Does the blocking of a pirate website lead to an increase in revenues for legal streaming services? Past experience based on prolonged battles with individual sites like The Pirate Bay has always suggested that pirates simply migrate to new platforms for intellectual property infringement. However, new research from Carnegie Mellon University’s Initiative for Digital Entertainment Analytics (IDEA) suggests pirates will switch to paid-for streaming services if many pirate sites are made inaccessible at the same time.

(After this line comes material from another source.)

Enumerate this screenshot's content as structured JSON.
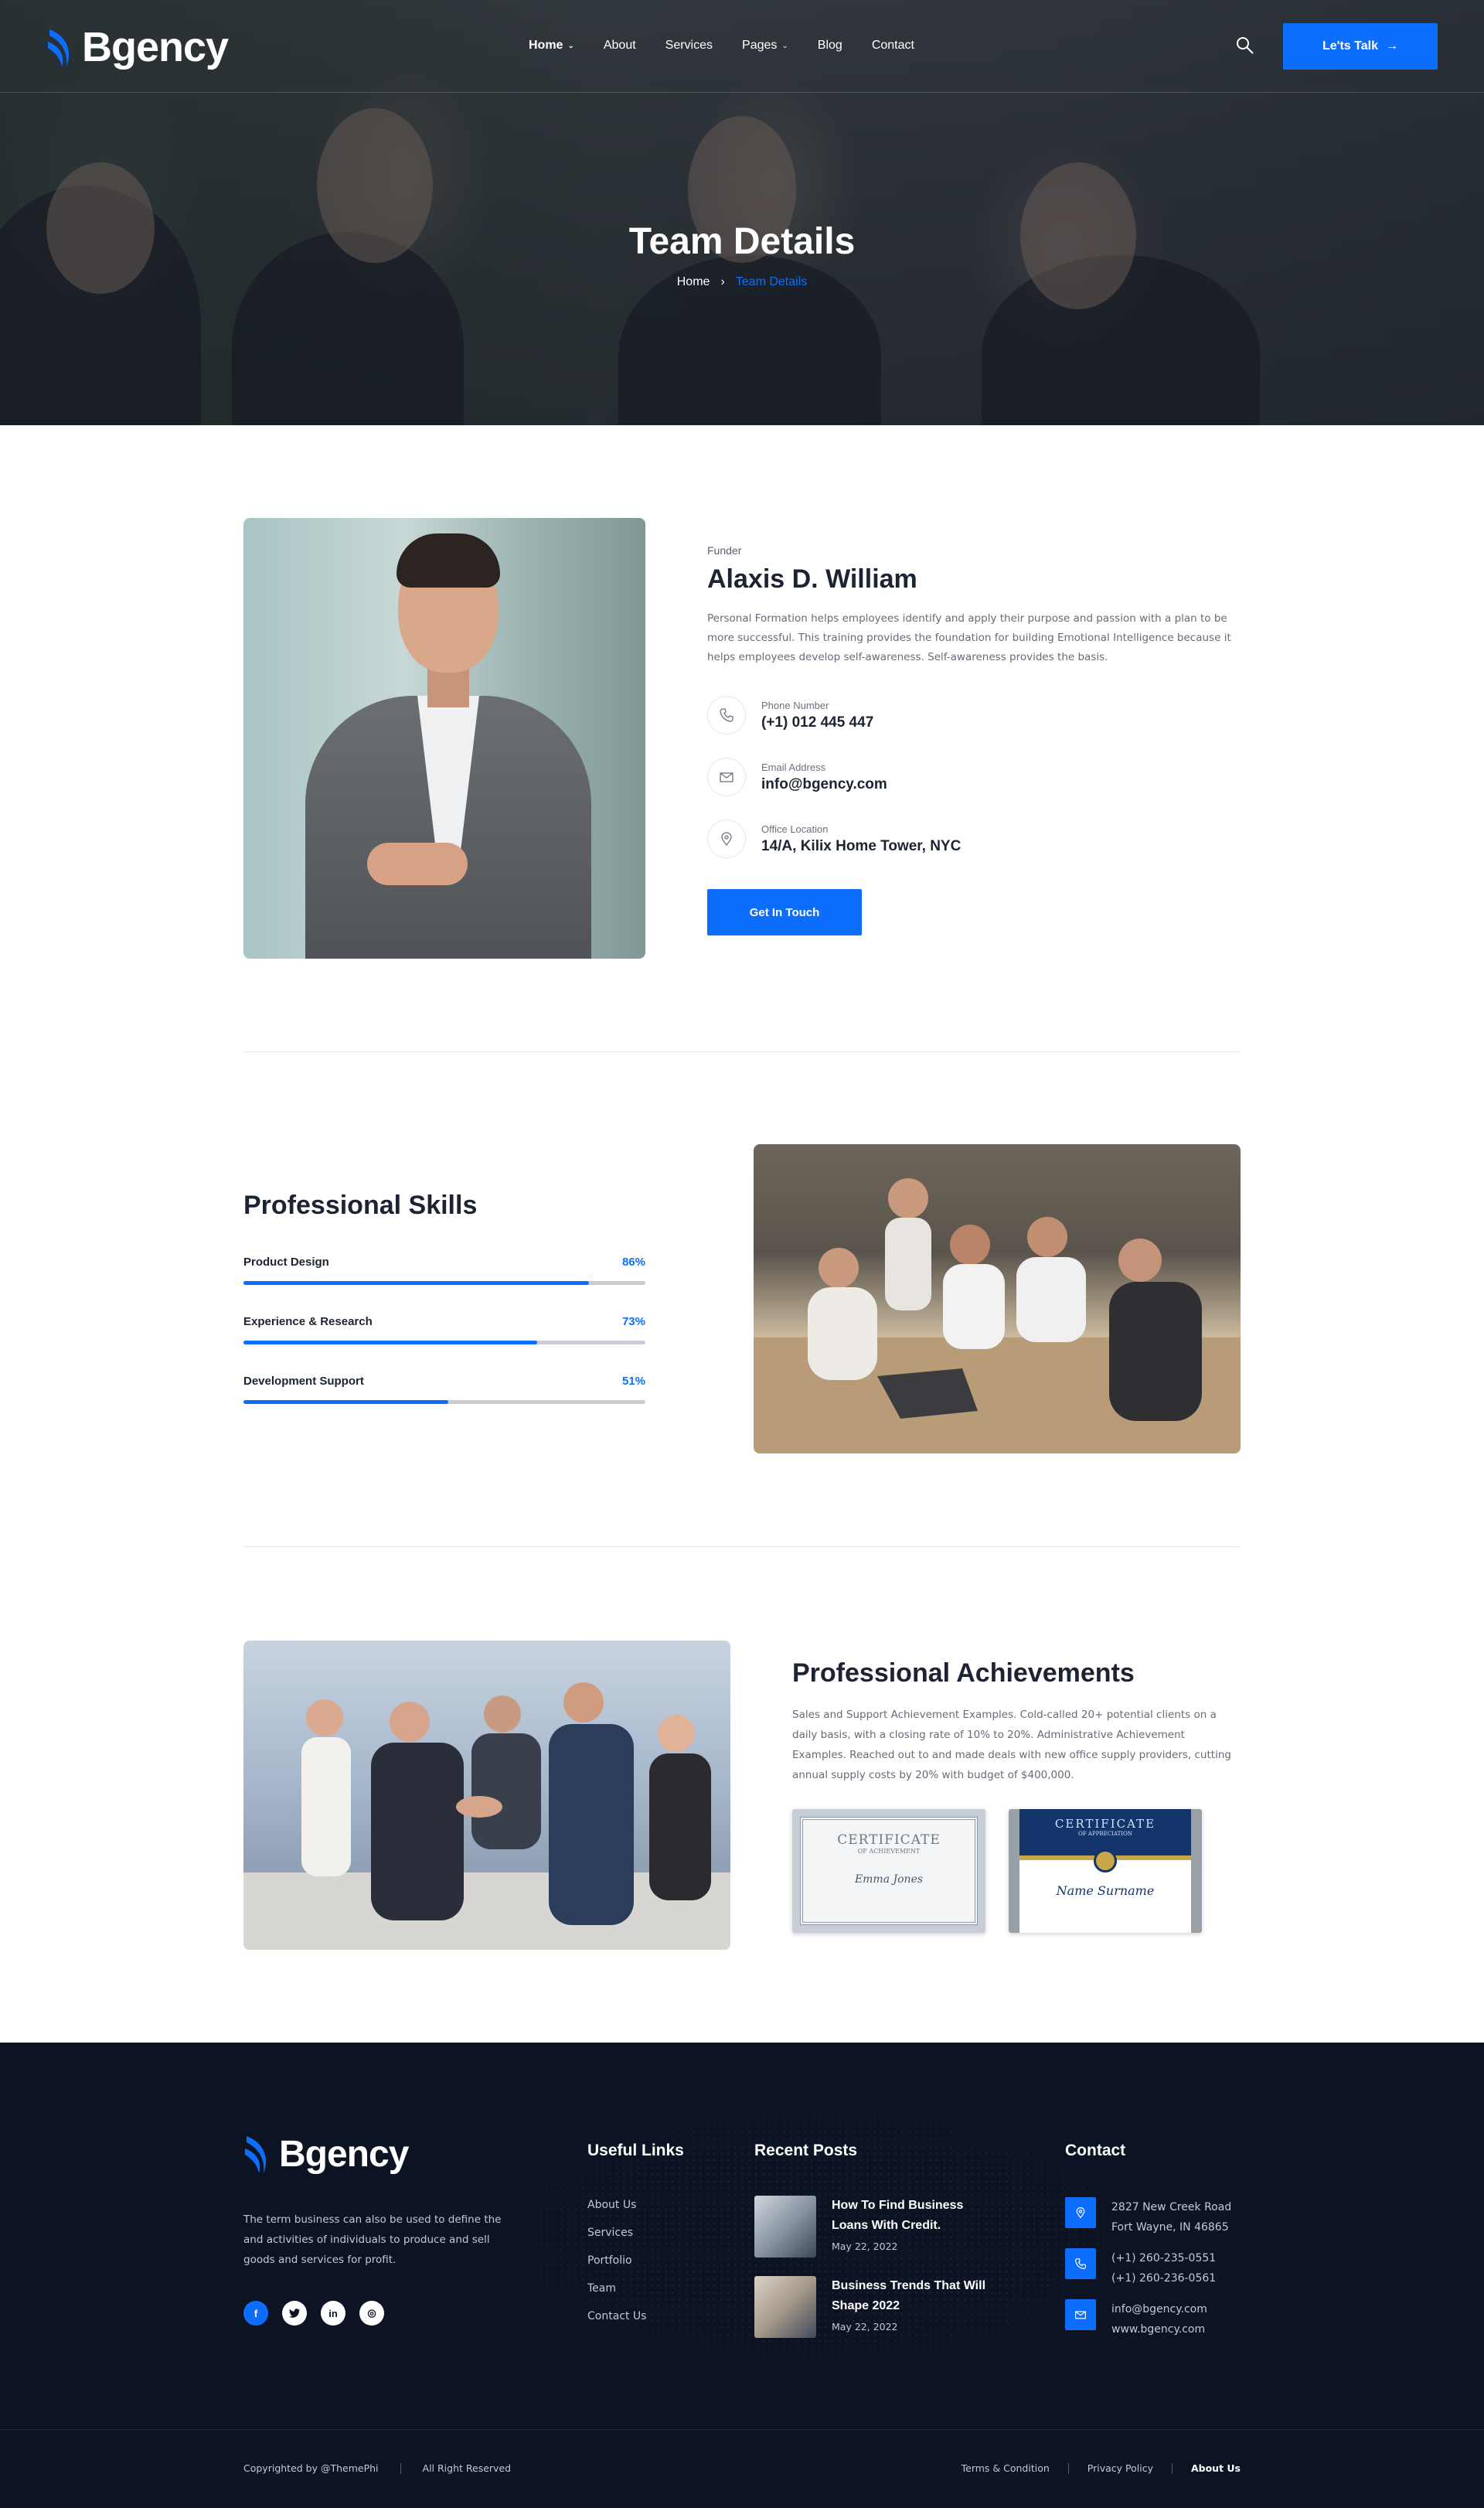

We show that blocking 53 sites in 2014 caused treated users to decrease piracy and to increase their usage of legal subscription sites by 7-12%. It also caused an increase in new paid subscriptions. We find similar results for the blocking of 19 piracy sites in 2013. However, blocking a single site in 2012 caused no increase in usage of legal sites but instead caused users to increase visits to other unblocked piracy sites and VPN sites. We find evidence that increased search and learning costs associated with piracy drive the effectiveness of blocking multiple sites rather than just one primary site.
The researchers draw on a classical allusion to explain why policy makers should tackle multiple piracy sites at the same time.
We consider by analogy the Greek myth of the Hydra, the mythical, multi-headed beast. The Hydra is one of most difficult animals to kill in Greek mythology. Decapitating any single one of its heads only results in several more growing back to replace it, an excellent analogy for our results and those of prior researchers. It is only when a sword is plunged into its heart that it dies. Removing the source of the pirated content stored in cyberlockers and linked to by many other sites is akin to stabbing the Hydra in the heart (and akin to shutting down Megaupload.com); this is effective but may not always be feasible. Blocking a single site is akin to decapitating only one of the Hydra’s heads. The result will only be a more diffuse network of piracy sites, with no curb on pirating activity. Blocking multiple sites at once is akin to decapitating several of the Hydra’s heads. With the network of sites significantly disrupted, this could possibly be a mortal wounding. We have shown that users’ behavior is sufficiently disrupted and that some increase the use of legal channels, and reduce illegal ones.
The paper, by Brett Danaher, Jonathan Hersh, Michael D. Smith and Rahul Telang, is entitled “The Effect of Piracy Website Blocking on Consumer Behavior” and can be found here.